PM: Grenada primed for new era as sustainable nation

April 14, 2014 | By Marie Robey Wood

Grenada Prime Minister Keith C. Mitchell signs agreement with Carbon War Rooms at the National Press Club, April 11, 2014.

Grenada Prime Minister Keith C. Mitchell signs agreement with Carbon War Rooms at the National Press Club, April 11, 2014.

Photo/Image: Noel St. John

Grenada, an island national in the south Caribbean Sea, wants to boost its use of solar power and other renewable energy to end a costly electricity monopoly and launch the country on a path to sustainable development, Prime Minister Keith C. Mitchell said Friday at a National Press Club Newsmaker.

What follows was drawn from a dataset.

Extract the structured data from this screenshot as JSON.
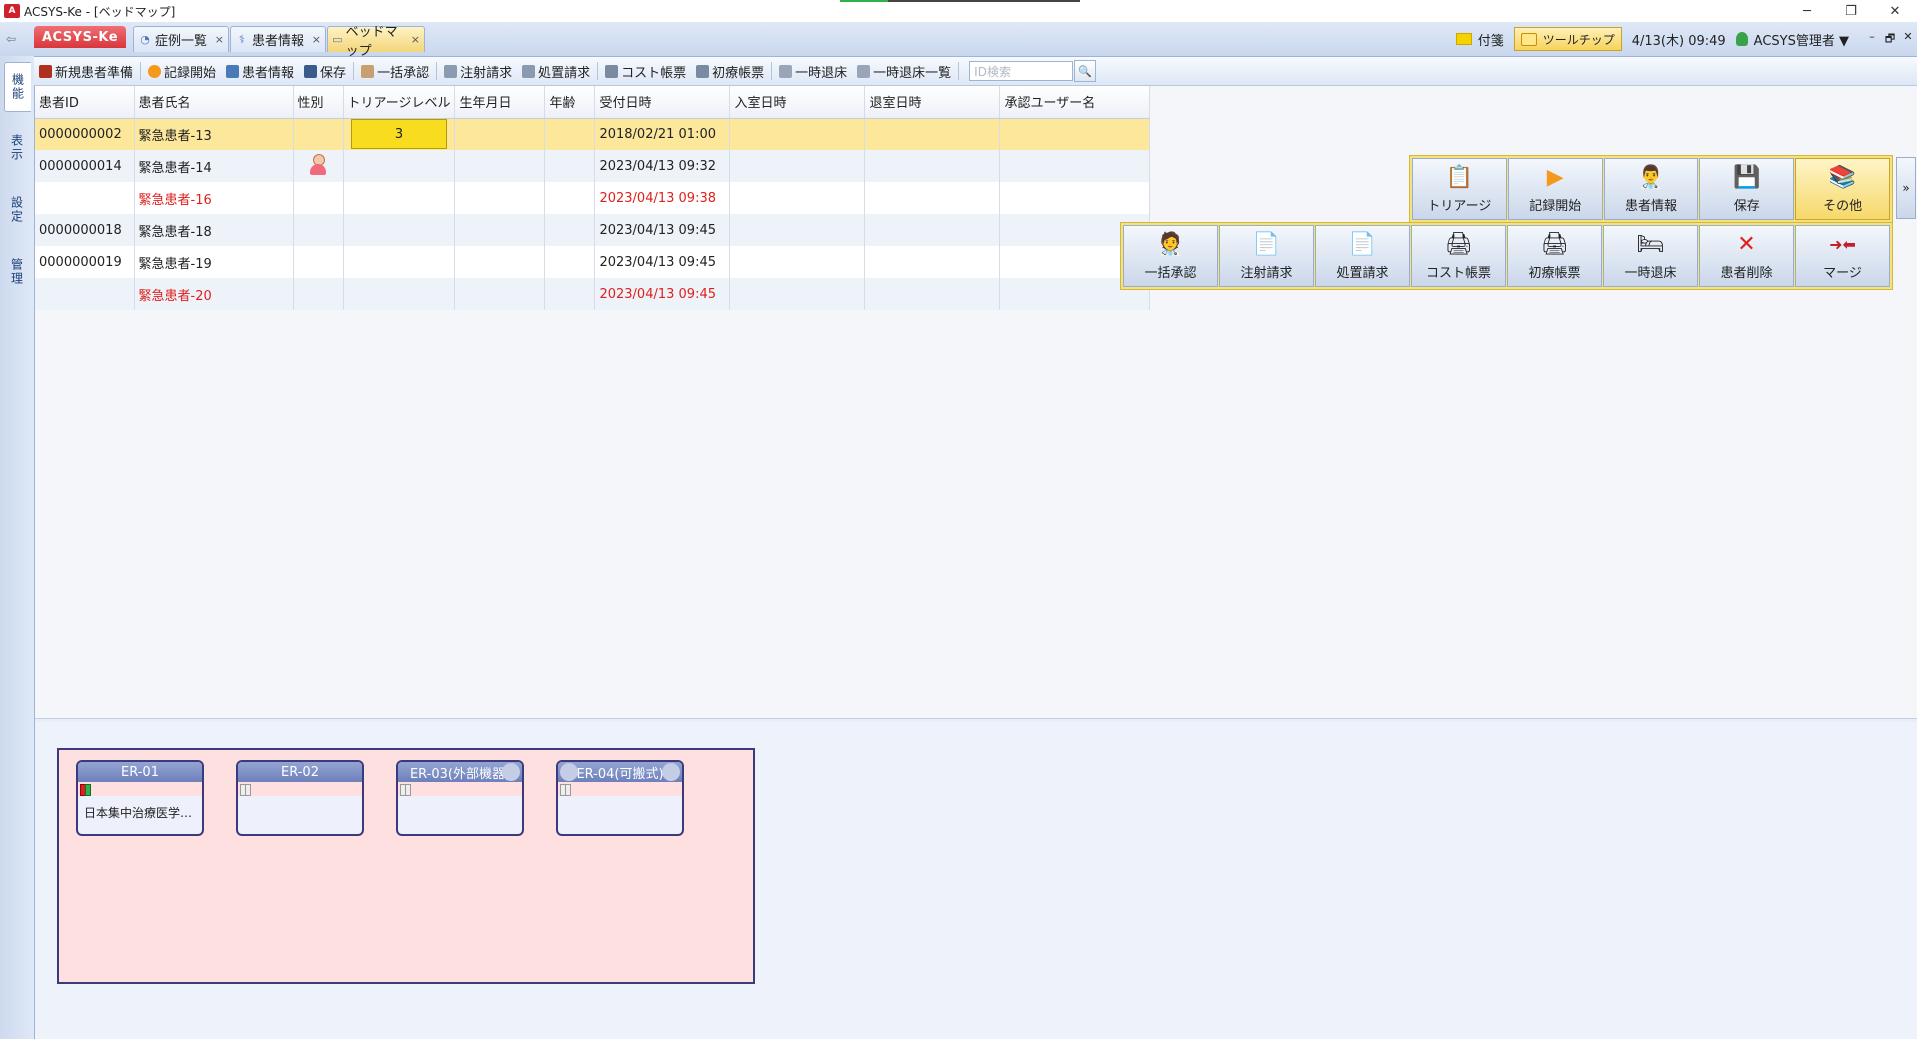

Mitchell opened the event by signing an agreement with Carbon War Rooms, an international non-profit and think tank that is developing market-based solutions to halt climate change.

Mitchell, elected prime minister in 2013, spent last week in Washington meeting with International Monetary Fund officials and others to seek debt relief and support for Grenada's economic restructuring.

Energy is a key issue for Grenada. One Miami-based company has held a monopoly on the country's electricity for 72 years, Mitchell said.

“They charge so much that businesses can't compete … and many consumers in the country have to stop their electricity,” he said.

“Grenada has the opportunity to pursue cheaper renewable energy whether solar, wind and geothermal," Mitchell said. "We hope by 2030 we'll have 50% of the energy reproduced by renewable energy."

The country also seeks to take advantage of its coast and marine resources, and build on its healthcare economy and its medical school at St. George's University by developing a medical center for medical tourism, Mitchell said.

Mitchell recently convened a meeting of all the Caribbean information technology ministers to find places where islands can cooperate to develop information and communication technology.

“We see the challenge of climate change and dealing with that issue is absolutely crucial," he said. We believe that because of the country we have and our environment and opportunities, we can have an agriculture which is green, a tourism sector which is green, an economy as a whole which is green.”